Sunday, November 11, 2012

Triangle trading- 2 principles, 1 agent

With this being an economics course one of my favorite examples of a principle comes from the financial sector. A stock broker or any other type of asset manager is a principle with two agents the client and the firm.
The asset manager's job is to increase profits for the firm and increase the return on investment for the client. More often than not these two goals can be accomplished together but there are specific times when the two aims will conflict. Usually when there is a conflict the goal to increase profits for the firm supersedes the needs of the client.
For example, in many brokerage firms the firm makes a profit from the volume of trades brokers are able to produce. This may lead to conflict because the client will lose money for each trade and unlike the firm there are no guarantees that there will be a return. On top of that the broker can justify his actions by claiming that he had the best interest of the client in mind. the broker would fail one agent by focusing too much on the other.
A possible resolution for this conflict is to have the same measure of performance for both principles, and bring any competing incentives inline. So, instead of the firm earning profit from trade volume and the client earning profit from returns, the client and the firm could split the returns and eliminate the fee for each trade. If the firm was only give a percentage of the clients return the goals of the brokers would simply be to increase the return on investment and there would be no conflicting incentives to favor one principle over the other.
I am confident that many brokerage firms would not be willing to have a performance scheme quite like this but there may also be other paths to resolving conflicts. The firm could set limits on trade volume to reduce risks for the clients or provide incentives to its brokers for maximizing client returns and not just trades.

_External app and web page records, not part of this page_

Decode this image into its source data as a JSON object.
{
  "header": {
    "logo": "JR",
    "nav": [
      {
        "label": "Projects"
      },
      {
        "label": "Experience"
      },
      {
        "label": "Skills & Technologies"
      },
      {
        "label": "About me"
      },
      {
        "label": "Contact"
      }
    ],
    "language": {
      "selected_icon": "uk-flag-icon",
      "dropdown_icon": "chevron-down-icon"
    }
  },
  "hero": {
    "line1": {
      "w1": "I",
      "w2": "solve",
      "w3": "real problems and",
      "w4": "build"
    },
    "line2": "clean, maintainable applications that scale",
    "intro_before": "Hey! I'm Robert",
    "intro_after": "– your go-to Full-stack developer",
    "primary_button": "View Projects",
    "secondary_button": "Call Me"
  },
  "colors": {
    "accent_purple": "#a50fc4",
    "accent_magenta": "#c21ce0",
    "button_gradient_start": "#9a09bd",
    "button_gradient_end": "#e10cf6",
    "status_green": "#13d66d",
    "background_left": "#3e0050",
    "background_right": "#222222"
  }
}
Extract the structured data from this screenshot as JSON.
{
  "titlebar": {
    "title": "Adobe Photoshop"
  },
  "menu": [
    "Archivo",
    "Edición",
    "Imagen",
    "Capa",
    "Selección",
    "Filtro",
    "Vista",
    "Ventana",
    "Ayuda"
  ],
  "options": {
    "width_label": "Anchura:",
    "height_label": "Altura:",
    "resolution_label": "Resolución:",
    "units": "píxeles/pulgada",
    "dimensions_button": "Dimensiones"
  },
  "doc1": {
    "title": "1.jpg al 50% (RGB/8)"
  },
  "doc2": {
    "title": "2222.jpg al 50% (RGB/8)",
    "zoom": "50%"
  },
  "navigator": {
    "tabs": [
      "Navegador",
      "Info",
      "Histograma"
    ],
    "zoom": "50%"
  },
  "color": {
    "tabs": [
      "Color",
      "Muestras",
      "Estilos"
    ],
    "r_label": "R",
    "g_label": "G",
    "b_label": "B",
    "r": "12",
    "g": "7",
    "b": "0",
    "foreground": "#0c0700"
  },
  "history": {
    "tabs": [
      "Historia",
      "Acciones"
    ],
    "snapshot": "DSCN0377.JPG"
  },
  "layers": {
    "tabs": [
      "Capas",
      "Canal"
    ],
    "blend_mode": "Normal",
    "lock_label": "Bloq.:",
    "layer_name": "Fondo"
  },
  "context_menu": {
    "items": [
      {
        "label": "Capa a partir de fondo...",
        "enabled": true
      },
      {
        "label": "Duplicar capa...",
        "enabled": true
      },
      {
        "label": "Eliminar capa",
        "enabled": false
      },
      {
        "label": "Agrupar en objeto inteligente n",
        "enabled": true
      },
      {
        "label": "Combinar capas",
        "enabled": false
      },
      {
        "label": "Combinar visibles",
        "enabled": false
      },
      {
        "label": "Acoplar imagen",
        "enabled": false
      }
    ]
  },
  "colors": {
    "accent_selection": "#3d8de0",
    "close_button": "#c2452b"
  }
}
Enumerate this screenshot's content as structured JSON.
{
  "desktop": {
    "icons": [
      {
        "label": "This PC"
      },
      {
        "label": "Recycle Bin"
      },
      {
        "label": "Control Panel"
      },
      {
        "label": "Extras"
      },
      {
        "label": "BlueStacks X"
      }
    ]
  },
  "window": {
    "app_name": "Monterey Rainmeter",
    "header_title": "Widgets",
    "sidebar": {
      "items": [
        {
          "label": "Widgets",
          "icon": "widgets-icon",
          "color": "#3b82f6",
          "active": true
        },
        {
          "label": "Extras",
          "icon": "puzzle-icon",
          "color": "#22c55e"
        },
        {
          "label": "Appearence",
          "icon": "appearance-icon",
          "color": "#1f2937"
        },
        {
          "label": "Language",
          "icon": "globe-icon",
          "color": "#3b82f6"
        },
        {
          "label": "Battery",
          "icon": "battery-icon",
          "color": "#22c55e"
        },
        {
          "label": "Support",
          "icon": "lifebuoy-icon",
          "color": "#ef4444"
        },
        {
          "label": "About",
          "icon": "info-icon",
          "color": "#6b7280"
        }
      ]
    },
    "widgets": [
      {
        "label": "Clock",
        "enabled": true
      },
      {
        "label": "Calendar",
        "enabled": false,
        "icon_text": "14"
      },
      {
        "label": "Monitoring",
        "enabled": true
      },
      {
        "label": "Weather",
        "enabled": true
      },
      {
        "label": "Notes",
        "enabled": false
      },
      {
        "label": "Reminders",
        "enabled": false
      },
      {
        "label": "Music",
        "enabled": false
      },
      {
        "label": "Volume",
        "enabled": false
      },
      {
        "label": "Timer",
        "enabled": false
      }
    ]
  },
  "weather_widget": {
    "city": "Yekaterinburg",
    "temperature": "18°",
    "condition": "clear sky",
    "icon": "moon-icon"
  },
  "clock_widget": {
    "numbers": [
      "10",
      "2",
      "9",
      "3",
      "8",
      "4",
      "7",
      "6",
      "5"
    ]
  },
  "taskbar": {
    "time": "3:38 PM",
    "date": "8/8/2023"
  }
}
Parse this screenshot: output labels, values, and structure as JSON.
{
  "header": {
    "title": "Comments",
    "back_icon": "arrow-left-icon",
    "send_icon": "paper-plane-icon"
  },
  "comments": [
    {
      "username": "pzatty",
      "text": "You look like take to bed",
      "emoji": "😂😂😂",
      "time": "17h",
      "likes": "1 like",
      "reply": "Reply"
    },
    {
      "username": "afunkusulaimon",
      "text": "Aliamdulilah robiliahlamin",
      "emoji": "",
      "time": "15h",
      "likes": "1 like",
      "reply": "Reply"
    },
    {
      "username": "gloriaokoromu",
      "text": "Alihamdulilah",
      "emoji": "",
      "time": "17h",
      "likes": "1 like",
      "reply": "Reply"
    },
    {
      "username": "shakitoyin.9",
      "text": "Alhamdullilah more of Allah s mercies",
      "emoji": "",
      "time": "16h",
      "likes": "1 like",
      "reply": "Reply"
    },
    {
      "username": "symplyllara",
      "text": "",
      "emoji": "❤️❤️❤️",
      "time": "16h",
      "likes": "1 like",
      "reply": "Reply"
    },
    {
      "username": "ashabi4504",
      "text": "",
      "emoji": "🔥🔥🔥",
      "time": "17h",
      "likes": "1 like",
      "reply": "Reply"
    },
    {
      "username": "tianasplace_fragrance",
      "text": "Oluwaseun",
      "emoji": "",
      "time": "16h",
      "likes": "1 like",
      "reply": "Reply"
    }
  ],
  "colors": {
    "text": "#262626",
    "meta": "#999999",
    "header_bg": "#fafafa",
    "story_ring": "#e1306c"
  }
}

1 comment:

  1. You need to distinguish a broker from a financial advisor/agent. If it is the client who initiates trades then there is no overt moral hazard (as to volume of trade) though perhaps there is in regard to what information is provided to the client. If the agent can initiate trades on the client's behalf, then the excessive churn of securities that you talk about is a real possibility. Further, if the company makes a market in some security there is then a tendency to push that particular security to the client, whether that is good for the portfolio or not.